Content starts

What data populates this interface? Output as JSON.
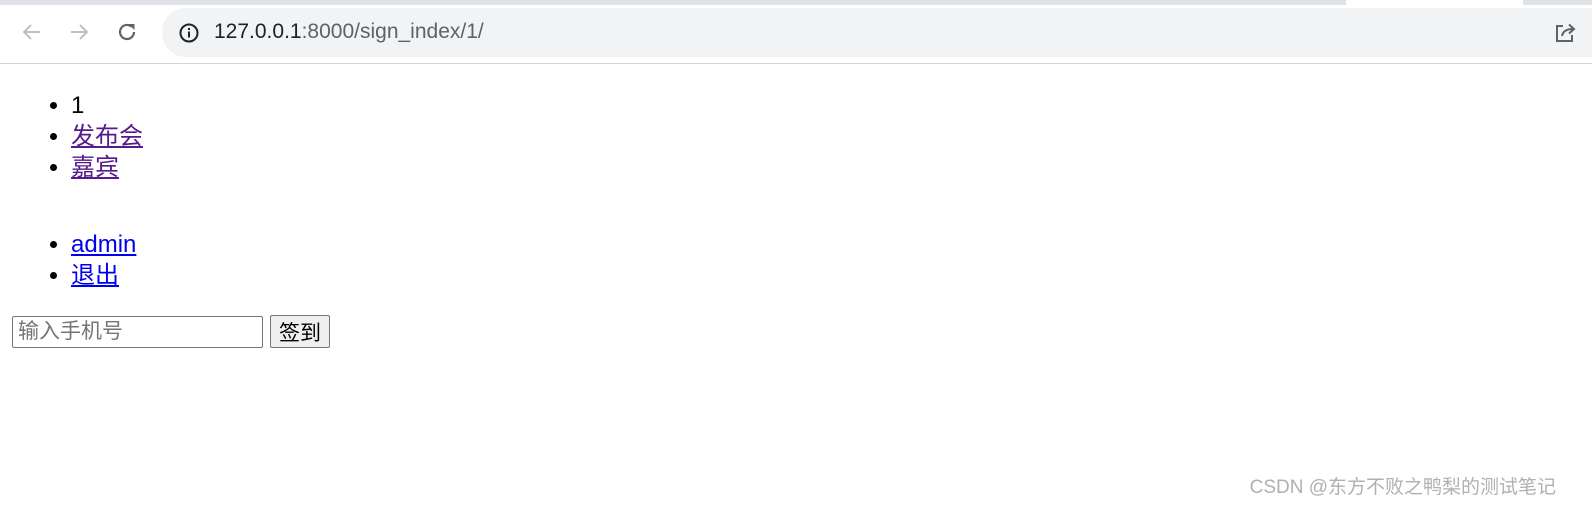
{
  "browser": {
    "url_host": "127.0.0.1",
    "url_path": ":8000/sign_index/1/"
  },
  "nav_list": [
    {
      "label": "1",
      "link": false
    },
    {
      "label": "发布会",
      "link": true
    },
    {
      "label": "嘉宾",
      "link": true
    }
  ],
  "user_list": [
    {
      "label": "admin"
    },
    {
      "label": "退出"
    }
  ],
  "sign_form": {
    "phone_placeholder": "输入手机号",
    "phone_value": "",
    "submit_label": "签到"
  },
  "watermark": "CSDN @东方不败之鸭梨的测试笔记",
  "colors": {
    "link_visited": "#551a8b",
    "link_unvisited": "#0000ee",
    "omnibox_bg": "#f1f3f4"
  },
  "icons": [
    "back-arrow-icon",
    "forward-arrow-icon",
    "reload-icon",
    "info-icon",
    "share-icon"
  ]
}
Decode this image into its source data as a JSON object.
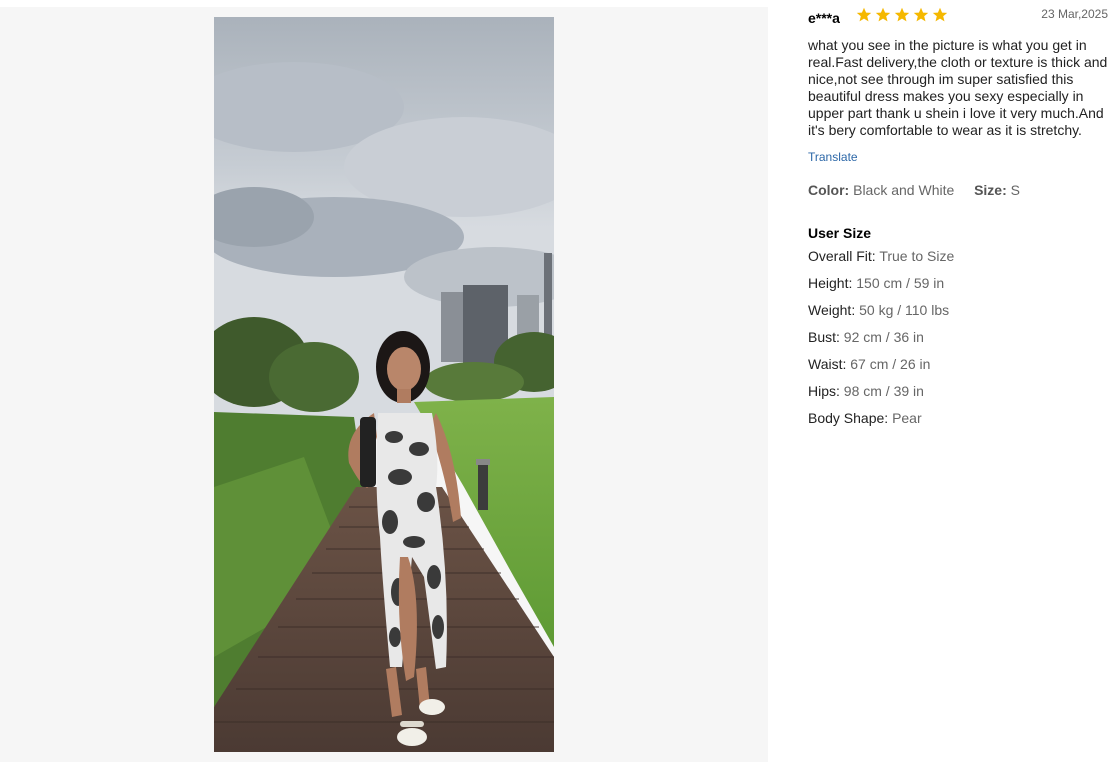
{
  "review": {
    "username": "e***a",
    "rating_stars": 5,
    "date": "23 Mar,2025",
    "text": "what you see in the picture is what you get in real.Fast delivery,the cloth or texture is thick and nice,not see through im super satisfied this beautiful dress makes you sexy especially in upper part thank u shein i love it very much.And it's bery comfortable to wear as it is stretchy.",
    "translate_label": "Translate",
    "color_label": "Color:",
    "color_value": "Black and White",
    "size_label": "Size:",
    "size_value": "S"
  },
  "user_size": {
    "title": "User Size",
    "rows": [
      {
        "label": "Overall Fit:",
        "value": "True to Size"
      },
      {
        "label": "Height:",
        "value": "150 cm / 59 in"
      },
      {
        "label": "Weight:",
        "value": "50 kg / 110 lbs"
      },
      {
        "label": "Bust:",
        "value": "92 cm / 36 in"
      },
      {
        "label": "Waist:",
        "value": "67 cm / 26 in"
      },
      {
        "label": "Hips:",
        "value": "98 cm / 39 in"
      },
      {
        "label": "Body Shape:",
        "value": "Pear"
      }
    ]
  },
  "colors": {
    "star": "#f5b800",
    "link": "#2d68a8",
    "gallery_bg": "#f6f6f6"
  },
  "icons": {
    "star": "star-icon"
  }
}
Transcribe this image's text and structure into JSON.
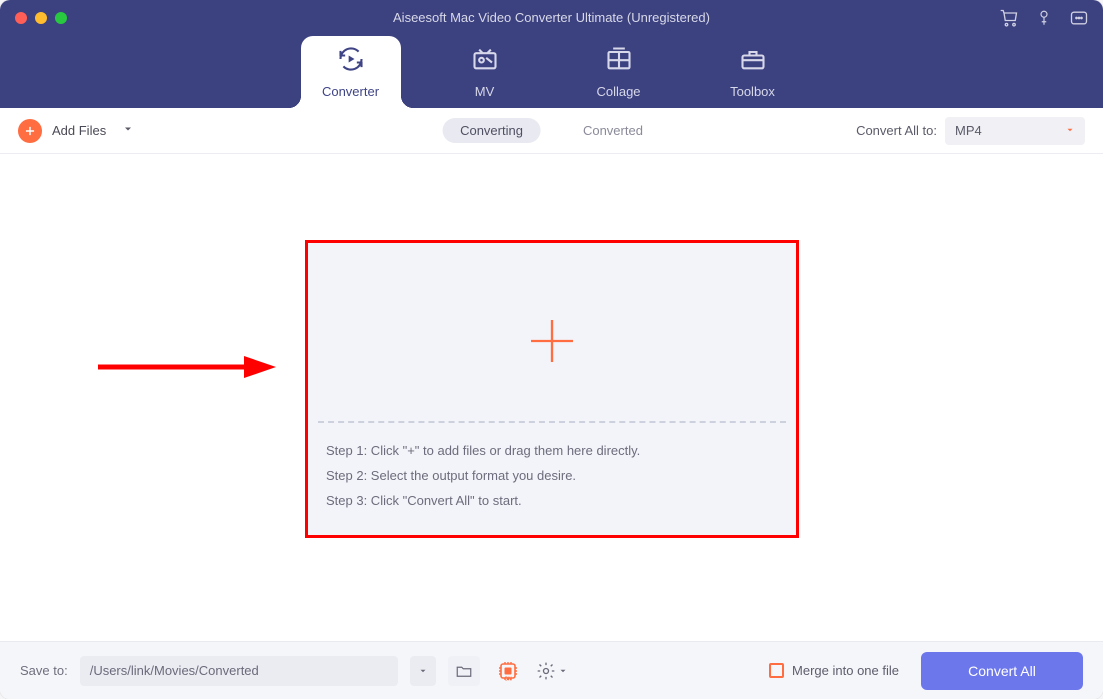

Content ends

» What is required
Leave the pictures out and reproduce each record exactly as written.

» Solution to this task
What data populates this interface? Output as JSON.
{
  "browser": {
    "url_host": "127.0.0.1",
    "url_path": ":8000/sign_index/1/"
  },
  "nav_list": [
    {
      "label": "1",
      "link": false
    },
    {
      "label": "发布会",
      "link": true
    },
    {
      "label": "嘉宾",
      "link": true
    }
  ],
  "user_list": [
    {
      "label": "admin"
    },
    {
      "label": "退出"
    }
  ],
  "sign_form": {
    "phone_placeholder": "输入手机号",
    "phone_value": "",
    "submit_label": "签到"
  },
  "watermark": "CSDN @东方不败之鸭梨的测试笔记",
  "colors": {
    "link_visited": "#551a8b",
    "link_unvisited": "#0000ee",
    "omnibox_bg": "#f1f3f4"
  },
  "icons": [
    "back-arrow-icon",
    "forward-arrow-icon",
    "reload-icon",
    "info-icon",
    "share-icon"
  ]
}
Decode this image into its source data as a JSON object.
{
  "review": {
    "username": "e***a",
    "rating_stars": 5,
    "date": "23 Mar,2025",
    "text": "what you see in the picture is what you get in real.Fast delivery,the cloth or texture is thick and nice,not see through im super satisfied this beautiful dress makes you sexy especially in upper part thank u shein i love it very much.And it's bery comfortable to wear as it is stretchy.",
    "translate_label": "Translate",
    "color_label": "Color:",
    "color_value": "Black and White",
    "size_label": "Size:",
    "size_value": "S"
  },
  "user_size": {
    "title": "User Size",
    "rows": [
      {
        "label": "Overall Fit:",
        "value": "True to Size"
      },
      {
        "label": "Height:",
        "value": "150 cm / 59 in"
      },
      {
        "label": "Weight:",
        "value": "50 kg / 110 lbs"
      },
      {
        "label": "Bust:",
        "value": "92 cm / 36 in"
      },
      {
        "label": "Waist:",
        "value": "67 cm / 26 in"
      },
      {
        "label": "Hips:",
        "value": "98 cm / 39 in"
      },
      {
        "label": "Body Shape:",
        "value": "Pear"
      }
    ]
  },
  "colors": {
    "star": "#f5b800",
    "link": "#2d68a8",
    "gallery_bg": "#f6f6f6"
  },
  "icons": {
    "star": "star-icon"
  }
}
Transcribe this image's text and structure into JSON.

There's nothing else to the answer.